Quiet, soft-featured, and ordinary looking, he is the kind of person who can get lost in a roomful of people and who seems to take up less space than his large frame would suggest.

Those who know Frind describe him as introverted, smart, and a little awkward.

While he is doing this, he carps about Canada's high income taxes, a serious problem considering that Plenty of Fish is on track to book revenue of million for 2008, with profit margins in excess of 50 percent. "Most of the time, I just sit on my ass and watch it." There's so little to do that he and his girlfriend, Annie Kanciar, spent the better part of last summer sunning themselves on the French Riviera.

His hometown, Hudson's Hope, is a cold, isolated place not far from the starting point of the Alaska Highway.

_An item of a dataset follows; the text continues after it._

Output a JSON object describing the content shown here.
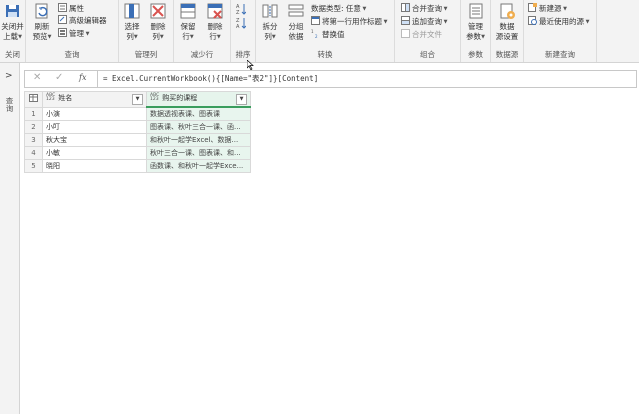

Frind's parents, German farmers who emigrated just before his fourth birthday, bought a 1,200-acre plot 10 miles from town and initially lived in a trailer without electricity, phones, or running water.

Though his mouth was on fire, Frind calmly planted a kiss on Kanciar's lips and feigned ignorance as she went scrambling for water.

Kanciar, a freelance Web designer who also helps out around Plenty of Fish, is a lanky blonde with an easy smile and a hearty laugh, which she often uses to try to get Frind to open up.

A year ago, they relaxed for a couple of weeks in Mexico with a yacht, a captain, and four of Kanciar's friends. "Rough life." As Frind gets up to leave, I ask him what he has planned for the rest of the day. "Maybe I'll take a nap." t's a 21st-century fairy tale: A young man starts a website in his spare time. He hasn't gone to MIT, Stanford, or any other four-year college for that matter, yet he is deceptively brilliant.

He has been bouncing aimlessly from job to job, but he is secretly ambitious.

The gleaming space could easily house 30 employees, but as Frind strides in, it is eerily quiet -- just a room with new carpets, freshly painted walls, and eight flat-screen computer monitors.

Frind drops his bag and plops himself down in front of one of them. There's a 0,000 order waiting for his signature.

He seems perpetually lost in thought, constantly thinking about and studying the world around him.

"He's always watching his environment to apply it to the site," says Kanciar.

It's from Video Egg, a San Francisco company that is paying Frind to run a series of Budweiser commercials in Canada. with more than that." Five years ago, he started Plenty of Fish with no money, no plan, and scant knowledge of how to build a Web business. Its traffic is four times that of dating pioneer Match, which has annual revenue of 0 million and a staff that numbers in the hundreds. Today, he employs just three customer service workers, who check for spam and delete nude images from the Plenty of Fish website while Frind handles everything else.